Not a Lexis+ subscriber? Try it out for free.


US EPA Issues First-Ever RCRA “Imminent and Substantial Endangerment” Order for Vapor Intrusion at Fort Gillem, Georgia

By: Alexander J. Bandza

In what appears to be the first-ever RCRA § 7003, [enhanced version available to subscribers], “imminent and substantial endangerment” order for vapor intrusion, US EPA Region 4 issued an order last month for the US Army to take expedited corrective measures at the former Fort Gillem site in Forest Park, Georgia. The former Fort’s primary missions, which lasted from the 1940s until the base was closed in 2011 under the Base Realignment and Closure Act (BRAC) V, were training and materiel supply from World War II through the Persian Gulf conflict. As a result, the US EPA alleges that these activities resulted in soil, sediment, surface water, and groundwater contamination. Specifically, the US EPA alleges:
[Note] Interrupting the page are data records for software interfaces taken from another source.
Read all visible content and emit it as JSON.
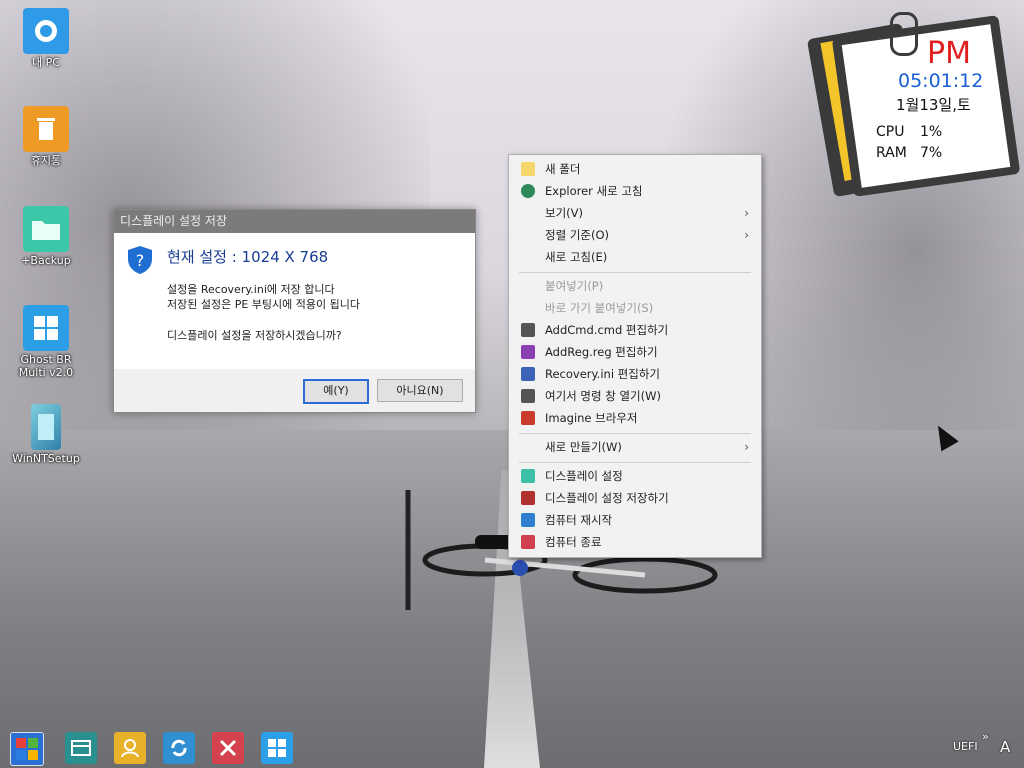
{
  "desktop_icons": [
    {
      "label": "내 PC",
      "icon": "this-pc-icon",
      "color": "#2f9be8"
    },
    {
      "label": "휴지통",
      "icon": "recycle-bin-icon",
      "color": "#f09a26"
    },
    {
      "label": "+Backup",
      "icon": "folder-icon",
      "color": "#3cc7a9"
    },
    {
      "label": "Ghost BR Multi v2.0",
      "icon": "windows-icon",
      "color": "#2b9ee5"
    },
    {
      "label": "WinNTSetup",
      "icon": "setup-icon",
      "color": "#4aa0c0"
    }
  ],
  "dialog": {
    "title": "디스플레이 설정 저장",
    "heading": "현재 설정 : 1024 X 768",
    "line1": "설정을 Recovery.ini에 저장 합니다",
    "line2": "저장된 설정은 PE 부팅시에 적용이 됩니다",
    "question": "디스플레이 설정을 저장하시겠습니까?",
    "yes_label": "예(Y)",
    "no_label": "아니요(N)"
  },
  "context_menu": {
    "items": [
      {
        "label": "새 폴더",
        "icon": "folder-icon",
        "color": "#f5d76e",
        "disabled": false,
        "submenu": false
      },
      {
        "label": "Explorer 새로 고침",
        "icon": "refresh-icon",
        "color": "#2e8b57",
        "disabled": false,
        "submenu": false
      },
      {
        "label": "보기(V)",
        "icon": "",
        "disabled": false,
        "submenu": true
      },
      {
        "label": "정렬 기준(O)",
        "icon": "",
        "disabled": false,
        "submenu": true
      },
      {
        "label": "새로 고침(E)",
        "icon": "",
        "disabled": false,
        "submenu": false
      },
      {
        "label": "붙여넣기(P)",
        "icon": "",
        "disabled": true,
        "submenu": false
      },
      {
        "label": "바로 가기 붙여넣기(S)",
        "icon": "",
        "disabled": true,
        "submenu": false
      },
      {
        "label": "AddCmd.cmd 편집하기",
        "icon": "cmd-icon",
        "color": "#555555",
        "disabled": false,
        "submenu": false
      },
      {
        "label": "AddReg.reg 편집하기",
        "icon": "registry-icon",
        "color": "#8a3fb4",
        "disabled": false,
        "submenu": false
      },
      {
        "label": "Recovery.ini 편집하기",
        "icon": "notepad-icon",
        "color": "#3b64b8",
        "disabled": false,
        "submenu": false
      },
      {
        "label": "여기서 명령 창 열기(W)",
        "icon": "cmd-icon",
        "color": "#555555",
        "disabled": false,
        "submenu": false
      },
      {
        "label": "Imagine 브라우저",
        "icon": "imagine-icon",
        "color": "#c83a2a",
        "disabled": false,
        "submenu": false
      },
      {
        "label": "새로 만들기(W)",
        "icon": "",
        "disabled": false,
        "submenu": true
      },
      {
        "label": "디스플레이 설정",
        "icon": "display-icon",
        "color": "#3cc0a8",
        "disabled": false,
        "submenu": false
      },
      {
        "label": "디스플레이 설정 저장하기",
        "icon": "display-save-icon",
        "color": "#b03030",
        "disabled": false,
        "submenu": false
      },
      {
        "label": "컴퓨터 재시작",
        "icon": "restart-icon",
        "color": "#2f7fd0",
        "disabled": false,
        "submenu": false
      },
      {
        "label": "컴퓨터 종료",
        "icon": "shutdown-icon",
        "color": "#d04050",
        "disabled": false,
        "submenu": false
      }
    ]
  },
  "clock": {
    "ampm": "PM",
    "time": "05:01:12",
    "date": "1월13일,토",
    "cpu_label": "CPU",
    "cpu_value": "1%",
    "ram_label": "RAM",
    "ram_value": "7%"
  },
  "taskbar": {
    "buttons": [
      {
        "icon": "start-icon",
        "color": "#2a6fd6"
      },
      {
        "icon": "window-icon",
        "color": "#2a8f8f"
      },
      {
        "icon": "user-icon",
        "color": "#e7b22a"
      },
      {
        "icon": "restart-icon",
        "color": "#2f8fd0"
      },
      {
        "icon": "close-x-icon",
        "color": "#d4424e"
      },
      {
        "icon": "windows-icon",
        "color": "#2d9ee8"
      }
    ],
    "tray_text": "UEFI",
    "ime_text": "A"
  }
}
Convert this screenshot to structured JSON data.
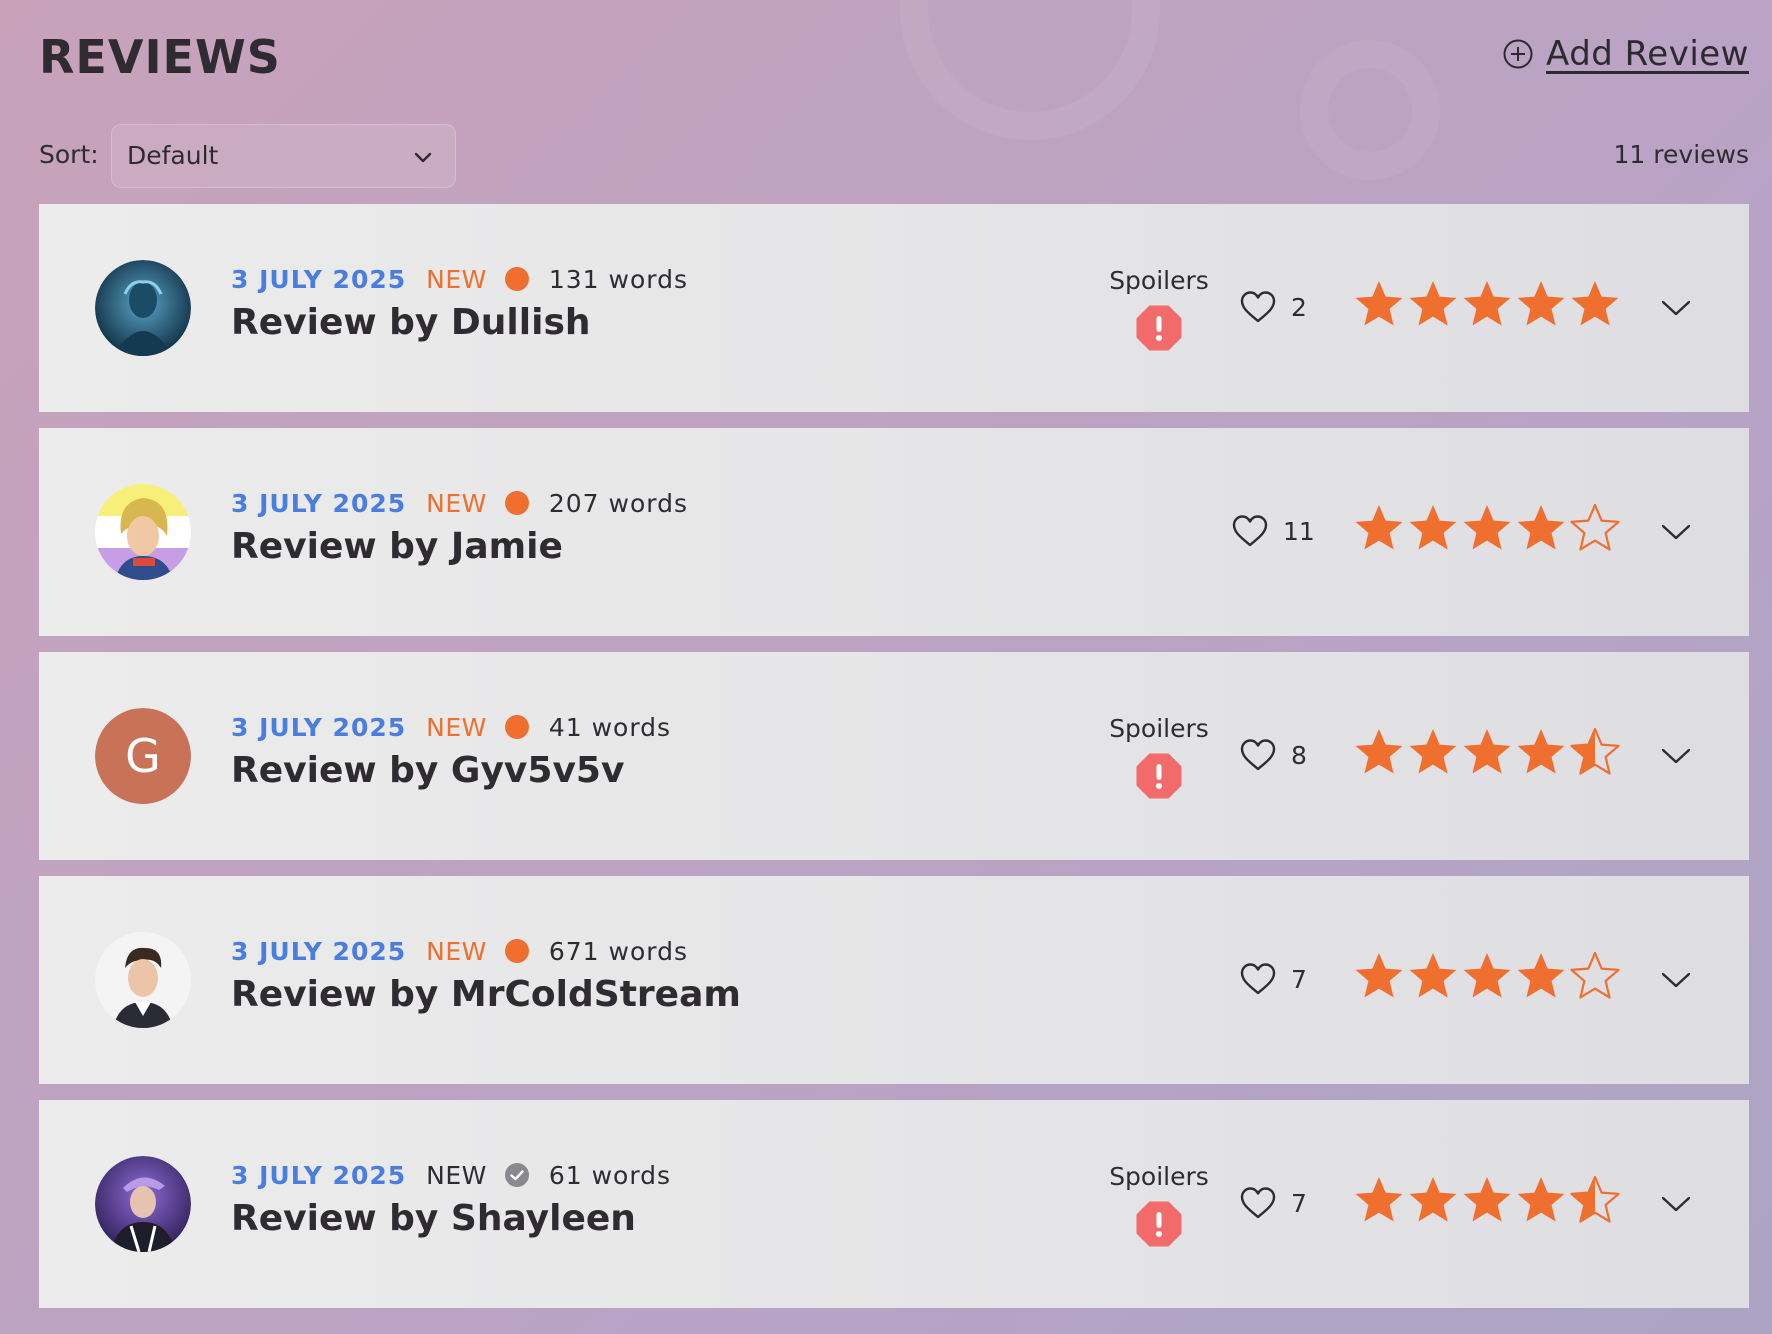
{
  "header": {
    "title": "REVIEWS",
    "add_review_label": "Add Review"
  },
  "sort": {
    "label": "Sort:",
    "selected": "Default"
  },
  "review_count": "11 reviews",
  "colors": {
    "date": "#4a7de0",
    "new_accent": "#ef6f2e",
    "star": "#ef6f2e",
    "spoiler_badge": "#f26b6b"
  },
  "reviews": [
    {
      "date": "3 JULY 2025",
      "new_label": "NEW",
      "status": "new",
      "words": "131 words",
      "title": "Review by Dullish",
      "spoilers": true,
      "spoilers_label": "Spoilers",
      "likes": "2",
      "rating": 5,
      "avatar": "photo-blue-figure"
    },
    {
      "date": "3 JULY 2025",
      "new_label": "NEW",
      "status": "new",
      "words": "207 words",
      "title": "Review by Jamie",
      "spoilers": false,
      "spoilers_label": "",
      "likes": "11",
      "rating": 4,
      "avatar": "illustration-blonde-character"
    },
    {
      "date": "3 JULY 2025",
      "new_label": "NEW",
      "status": "new",
      "words": "41 words",
      "title": "Review by Gyv5v5v",
      "spoilers": true,
      "spoilers_label": "Spoilers",
      "likes": "8",
      "rating": 4.5,
      "avatar_letter": "G"
    },
    {
      "date": "3 JULY 2025",
      "new_label": "NEW",
      "status": "new",
      "words": "671 words",
      "title": "Review by MrColdStream",
      "spoilers": false,
      "spoilers_label": "",
      "likes": "7",
      "rating": 4,
      "avatar": "photo-man-portrait"
    },
    {
      "date": "3 JULY 2025",
      "new_label": "NEW",
      "status": "read",
      "words": "61 words",
      "title": "Review by Shayleen",
      "spoilers": true,
      "spoilers_label": "Spoilers",
      "likes": "7",
      "rating": 4.5,
      "avatar": "photo-purple-character"
    }
  ]
}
• off-site surface water, groundwater, and soil gas contamination by volatile organic compounds, particularly trichloroethene (TCE), tetrachloroethene and 1, 1,2,2-tetrachloroethane, originating from various Installation Restoration Program sites;

• “[r]elatively large contaminated groundwater plumes” with maximum concentrations exceeding 100 times the maximum contaminant level under the Safe Drinking Water Act; and

• the migration of TCE and other contaminants in groundwater beyond the Site boundary into the adjoining residential neighborhoods.

The work required by the Order, among other things: (i) would evaluate whether indoor and/or ambient air in residential and other properties surrounding the former installation contains hazardous contaminants and, if necessary, require that the Army mitigate unacceptable risks; and (ii) would identify and evaluate all private drinking water wells and springs in the area for hazardous contaminants and, if necessary, would require that the Army mitigate unacceptable risks.

In its press release, the US EPA recognizes that the US Army has been studying indoor air vapor intrusion at the Site, but the US EPA is “concerned at the service’s failure to implement the expeditious mitigation measures that are revealed by the study to be warranted for numerous residents.” Because “the Army has significantly deviated from the approved study work plan,” the US EPA “deems it necessary” to issue this RCRA § 7003 order.

A copy of the order is available here. The US EPA Region 4’s press release is available here.

 By Alexander Bandza, Associate, Jenner & Block

Read more at Corporate Environmental Lawyer Blog by Jenner & Block LLP.

For more information about LexisNexis products and solutions, connect with us through our corporate site